Design Week asked our us how the cost of living crisis is affecting designers and studios, and Creative Director Chris Skelton gave his view.
In April, UK inflation rose to 9%, the highest rate in 40 years. The rising price of gas, electricity, food and raw materials are all adding pressure to households and businesses.
We speak to a range of designers about how the cost of living crisis is affecting their work – from a change in client briefs to finding cheaper studio space.
Chris Skelton, Creative Director of Thompson, commented:
“Lots of studios have struggled throughout COVID, and for those still not quite back on their feet, high energy prices may force the decision to close their office space and go fully remote. Fuel cost may cause more people to question travelling in; despite many studios’ desire to start having more facetime with clients, video will remain a mainstay.
“The cost of living has the potential to delay things like salary increases for staff that may have been on hold, something we’ve been keen to address recently by reviewing pay across the board. Economic concern may also perpetuate worries over job security, making recruitment for top talent even tougher than it already is. This could force margins to be squeezed due to a higher reliance on freelance – the cost of which we’ve already seen increase.”
The article also commented:
Many of the designers echo Skelton’s point about the higher cost of running studios. Blond’s Ewan Alston adds that a relocation might be on the cards for city-based studios looking for better value.

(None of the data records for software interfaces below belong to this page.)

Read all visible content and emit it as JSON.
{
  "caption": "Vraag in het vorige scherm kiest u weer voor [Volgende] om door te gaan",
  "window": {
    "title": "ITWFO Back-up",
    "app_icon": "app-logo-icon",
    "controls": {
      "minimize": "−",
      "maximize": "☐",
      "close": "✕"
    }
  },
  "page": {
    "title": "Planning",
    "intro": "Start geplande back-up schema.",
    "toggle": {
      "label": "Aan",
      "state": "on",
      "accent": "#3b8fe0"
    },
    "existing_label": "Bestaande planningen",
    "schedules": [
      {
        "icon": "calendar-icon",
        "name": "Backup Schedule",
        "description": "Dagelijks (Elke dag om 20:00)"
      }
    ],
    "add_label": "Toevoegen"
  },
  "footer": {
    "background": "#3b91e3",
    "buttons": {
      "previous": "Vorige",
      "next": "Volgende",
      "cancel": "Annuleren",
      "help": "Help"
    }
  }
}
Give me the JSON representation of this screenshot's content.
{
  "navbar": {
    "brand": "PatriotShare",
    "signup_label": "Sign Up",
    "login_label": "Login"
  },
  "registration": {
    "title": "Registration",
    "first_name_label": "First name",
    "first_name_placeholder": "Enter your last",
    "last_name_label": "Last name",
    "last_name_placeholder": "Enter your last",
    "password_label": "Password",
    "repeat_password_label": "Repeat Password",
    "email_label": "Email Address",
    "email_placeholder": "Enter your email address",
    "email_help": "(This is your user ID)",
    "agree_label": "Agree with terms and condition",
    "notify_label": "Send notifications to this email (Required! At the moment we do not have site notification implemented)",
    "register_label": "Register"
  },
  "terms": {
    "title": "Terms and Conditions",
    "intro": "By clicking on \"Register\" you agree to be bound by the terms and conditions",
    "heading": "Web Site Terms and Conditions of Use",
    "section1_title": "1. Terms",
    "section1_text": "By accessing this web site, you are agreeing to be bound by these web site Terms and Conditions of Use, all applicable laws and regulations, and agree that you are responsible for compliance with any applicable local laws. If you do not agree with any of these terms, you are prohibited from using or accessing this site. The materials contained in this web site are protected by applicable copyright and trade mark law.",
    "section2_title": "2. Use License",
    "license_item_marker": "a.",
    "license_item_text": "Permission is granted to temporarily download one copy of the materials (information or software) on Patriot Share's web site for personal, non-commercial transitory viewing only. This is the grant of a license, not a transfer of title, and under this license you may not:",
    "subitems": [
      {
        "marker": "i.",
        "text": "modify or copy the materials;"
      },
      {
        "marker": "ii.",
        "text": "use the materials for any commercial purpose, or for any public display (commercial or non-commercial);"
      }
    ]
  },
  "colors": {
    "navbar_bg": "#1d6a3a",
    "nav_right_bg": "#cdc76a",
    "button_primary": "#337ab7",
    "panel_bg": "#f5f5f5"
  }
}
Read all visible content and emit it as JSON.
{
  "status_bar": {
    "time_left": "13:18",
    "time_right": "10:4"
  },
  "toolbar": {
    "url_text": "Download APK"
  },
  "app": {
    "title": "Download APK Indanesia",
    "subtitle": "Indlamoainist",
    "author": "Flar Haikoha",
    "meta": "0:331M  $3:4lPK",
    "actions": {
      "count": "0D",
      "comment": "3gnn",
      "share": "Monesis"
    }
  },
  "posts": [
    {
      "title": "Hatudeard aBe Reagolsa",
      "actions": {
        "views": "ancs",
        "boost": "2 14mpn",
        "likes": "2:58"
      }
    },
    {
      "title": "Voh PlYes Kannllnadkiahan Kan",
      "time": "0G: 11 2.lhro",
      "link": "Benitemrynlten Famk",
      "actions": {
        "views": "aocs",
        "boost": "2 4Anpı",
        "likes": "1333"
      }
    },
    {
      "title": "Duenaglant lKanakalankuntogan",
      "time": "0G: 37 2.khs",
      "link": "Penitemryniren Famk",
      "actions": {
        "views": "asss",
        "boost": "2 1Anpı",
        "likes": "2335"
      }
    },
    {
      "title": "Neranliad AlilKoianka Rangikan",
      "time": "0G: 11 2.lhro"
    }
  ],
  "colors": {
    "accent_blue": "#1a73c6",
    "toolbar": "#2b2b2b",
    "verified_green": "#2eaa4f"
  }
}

He explains: “We imagine the crisis could be an influence in more studios moving away from expensive inner-city locations towards areas further out where rent is cheaper and more space can be found, especially as there is less and less need for face-to-face meetings with clients these days. In fact, Blond is considering one such move ourselves.”